First things first, let’s talk about that voice. Isn’t it crazy how society has shaped me into thinking these power houses I’m working with don’t want to fight, or be fought, and that it’s all a bit wrong? Not these gals. They are fierce. And fearsome. And up for it!*
Shout it from the rooftops: that voice has no place here!
It’s then a question of getting over the fear of that inner fire, the lust that drives you towards the fight, and how much stronger it becomes once you are grounded. And, for some men at least, when you are decidedly MALE.
Our wonderful Fight Directors, Yarit and Rob, made the focus on how men and women move differently through our centres. How this applies to fight became very clear through their workshop.
Being less isolated in the hips (a “woman” thing), and moving as more of “a block” with our pelvises solidly underneath us (a “guy” thing), we became forces to be reckoned with. I think we should make up a war cry or something…
On that note, we also discovered that women are more hesitant to grunt and expel sound when they work, it’s weird. But we need to keep breathing obviously, so at least having that on a more audible level really helps.
But hang on… isn’t having your pelvis aligned and your core muscles engaged just being grounded?
Aha! So perhaps it’s more about increasing our own sense of centring than anything else. Doesn’t it seem so glaringly obvious now?
Oh. and no apologising. These guys take the space with no apology. Men, “generals of war”, people that kill other people for a living – do you think they apologise for their behaviour? With their bodies? Voices?
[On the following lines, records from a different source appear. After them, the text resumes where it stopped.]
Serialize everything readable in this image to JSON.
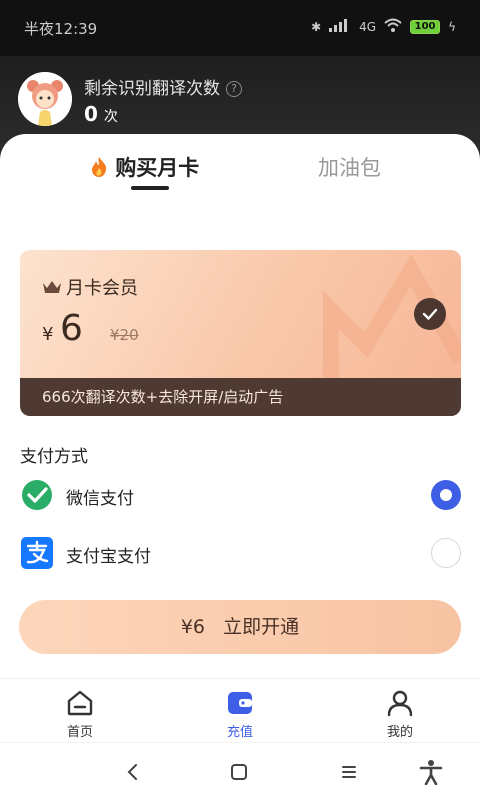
{
  "status_bar": {
    "time": "半夜12:39",
    "network": "4G",
    "battery": "100"
  },
  "header": {
    "title": "剩余识别翻译次数",
    "help": "?",
    "count": "0",
    "count_unit": "次"
  },
  "tabs": [
    {
      "label": "购买月卡",
      "active": true
    },
    {
      "label": "加油包",
      "active": false
    }
  ],
  "card": {
    "title": "月卡会员",
    "currency": "¥",
    "price": "6",
    "original_price": "¥20",
    "benefit": "666次翻译次数+去除开屏/启动广告",
    "selected": true
  },
  "payment": {
    "heading": "支付方式",
    "methods": [
      {
        "label": "微信支付",
        "selected": true
      },
      {
        "label": "支付宝支付",
        "selected": false
      }
    ]
  },
  "cta": {
    "label": "¥6   立即开通"
  },
  "bottom_nav": [
    {
      "label": "首页",
      "active": false
    },
    {
      "label": "充值",
      "active": true
    },
    {
      "label": "我的",
      "active": false
    }
  ],
  "colors": {
    "accent": "#3f5ee6",
    "card_dark": "#4e3a33",
    "card_peach": "#f9c7a9",
    "wechat_green": "#2aae67",
    "alipay_blue": "#1677ff"
  }
}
By overthinking?
I think NOT. (No pun intended).
And yet most of our characters have something they must beg or apologise for at some point….
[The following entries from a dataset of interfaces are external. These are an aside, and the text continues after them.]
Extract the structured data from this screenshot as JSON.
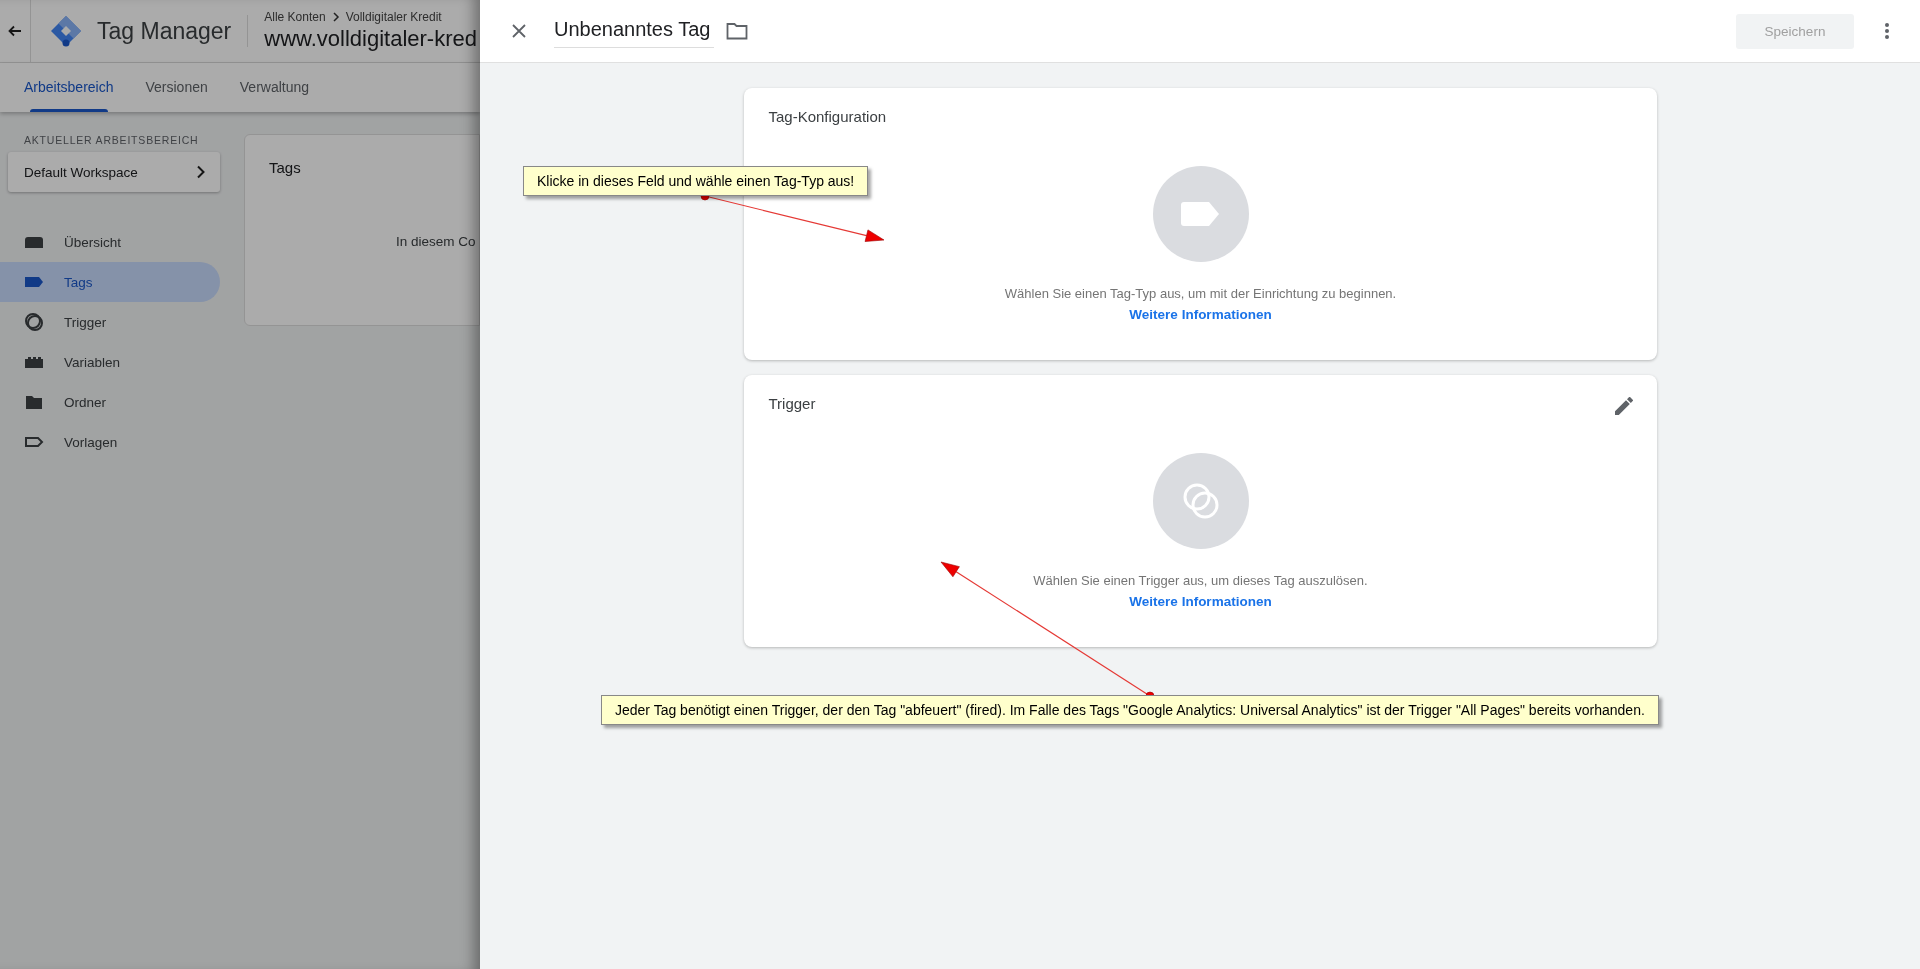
{
  "app": {
    "name": "Tag Manager",
    "breadcrumb": [
      "Alle Konten",
      "Volldigitaler Kredit"
    ],
    "container": "www.volldigitaler-kred"
  },
  "tabs": [
    {
      "label": "Arbeitsbereich",
      "selected": true
    },
    {
      "label": "Versionen",
      "selected": false
    },
    {
      "label": "Verwaltung",
      "selected": false
    }
  ],
  "workspace": {
    "heading": "AKTUELLER ARBEITSBEREICH",
    "name": "Default Workspace"
  },
  "sidebar": {
    "items": [
      {
        "label": "Übersicht",
        "kind": "overview",
        "selected": false
      },
      {
        "label": "Tags",
        "kind": "tag",
        "selected": true
      },
      {
        "label": "Trigger",
        "kind": "trigger",
        "selected": false
      },
      {
        "label": "Variablen",
        "kind": "variable",
        "selected": false
      },
      {
        "label": "Ordner",
        "kind": "folder",
        "selected": false
      },
      {
        "label": "Vorlagen",
        "kind": "template",
        "selected": false
      }
    ]
  },
  "tags_card": {
    "title": "Tags",
    "text": "In diesem Co"
  },
  "panel": {
    "title": "Unbenanntes Tag",
    "save": {
      "label": "Speichern",
      "disabled": true
    },
    "cards": [
      {
        "kind": "tag",
        "title": "Tag-Konfiguration",
        "editable": false,
        "text": "Wählen Sie einen Tag-Typ aus, um mit der Einrichtung zu beginnen.",
        "link": "Weitere Informationen"
      },
      {
        "kind": "trigger",
        "title": "Trigger",
        "editable": true,
        "text": "Wählen Sie einen Trigger aus, um dieses Tag auszulösen.",
        "link": "Weitere Informationen"
      }
    ]
  },
  "annotations": [
    "Klicke in dieses Feld und wähle einen Tag-Typ aus!",
    "Jeder Tag benötigt einen Trigger, der den Tag \"abfeuert\" (fired). Im Falle des Tags \"Google Analytics: Universal Analytics\" ist der Trigger \"All Pages\" bereits vorhanden."
  ]
}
So there we have it –
- Sisterhood and support: useful
- Block core strength: useful
- No apologising: useful;
- Being afraid to fight a girl: pfffft!!!!!!!!!!!
- Competitiveness: hmmmmmmm…
We shall see…!
— Ariane (Titus, aka Big T.)
*not like that, get your mind out of the gutter.